DATASET RECORDS —

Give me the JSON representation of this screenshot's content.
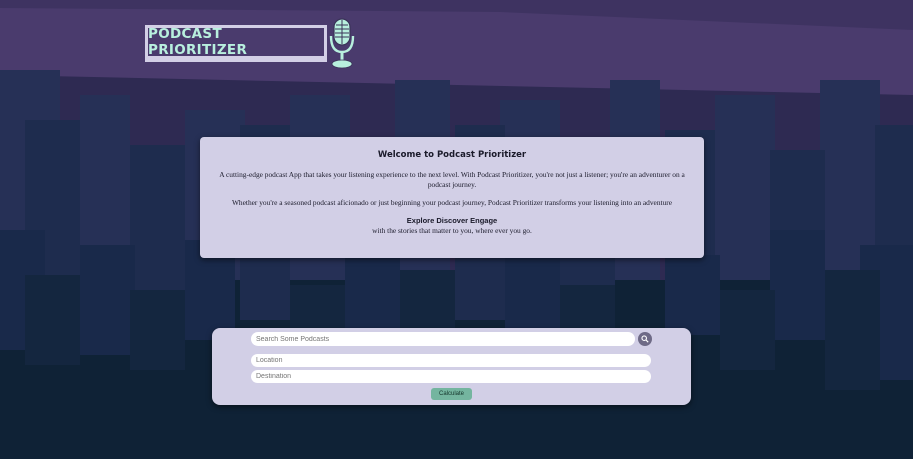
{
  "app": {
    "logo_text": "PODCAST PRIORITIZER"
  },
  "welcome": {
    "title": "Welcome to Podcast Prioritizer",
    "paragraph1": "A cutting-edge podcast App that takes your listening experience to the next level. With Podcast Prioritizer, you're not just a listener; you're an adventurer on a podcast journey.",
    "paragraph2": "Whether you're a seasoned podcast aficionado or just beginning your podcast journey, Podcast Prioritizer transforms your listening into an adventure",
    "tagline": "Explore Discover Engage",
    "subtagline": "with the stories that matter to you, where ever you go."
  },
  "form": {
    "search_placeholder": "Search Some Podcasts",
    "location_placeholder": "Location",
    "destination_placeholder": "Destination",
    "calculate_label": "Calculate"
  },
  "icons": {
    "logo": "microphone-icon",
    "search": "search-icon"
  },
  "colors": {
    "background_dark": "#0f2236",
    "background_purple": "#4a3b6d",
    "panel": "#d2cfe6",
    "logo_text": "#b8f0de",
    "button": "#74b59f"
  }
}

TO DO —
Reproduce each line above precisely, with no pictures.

TASK OUTPUT —
Give me the JSON representation of this screenshot's content.
{
  "app": {
    "logo_text": "PODCAST PRIORITIZER"
  },
  "welcome": {
    "title": "Welcome to Podcast Prioritizer",
    "paragraph1": "A cutting-edge podcast App that takes your listening experience to the next level. With Podcast Prioritizer, you're not just a listener; you're an adventurer on a podcast journey.",
    "paragraph2": "Whether you're a seasoned podcast aficionado or just beginning your podcast journey, Podcast Prioritizer transforms your listening into an adventure",
    "tagline": "Explore Discover Engage",
    "subtagline": "with the stories that matter to you, where ever you go."
  },
  "form": {
    "search_placeholder": "Search Some Podcasts",
    "location_placeholder": "Location",
    "destination_placeholder": "Destination",
    "calculate_label": "Calculate"
  },
  "icons": {
    "logo": "microphone-icon",
    "search": "search-icon"
  },
  "colors": {
    "background_dark": "#0f2236",
    "background_purple": "#4a3b6d",
    "panel": "#d2cfe6",
    "logo_text": "#b8f0de",
    "button": "#74b59f"
  }
}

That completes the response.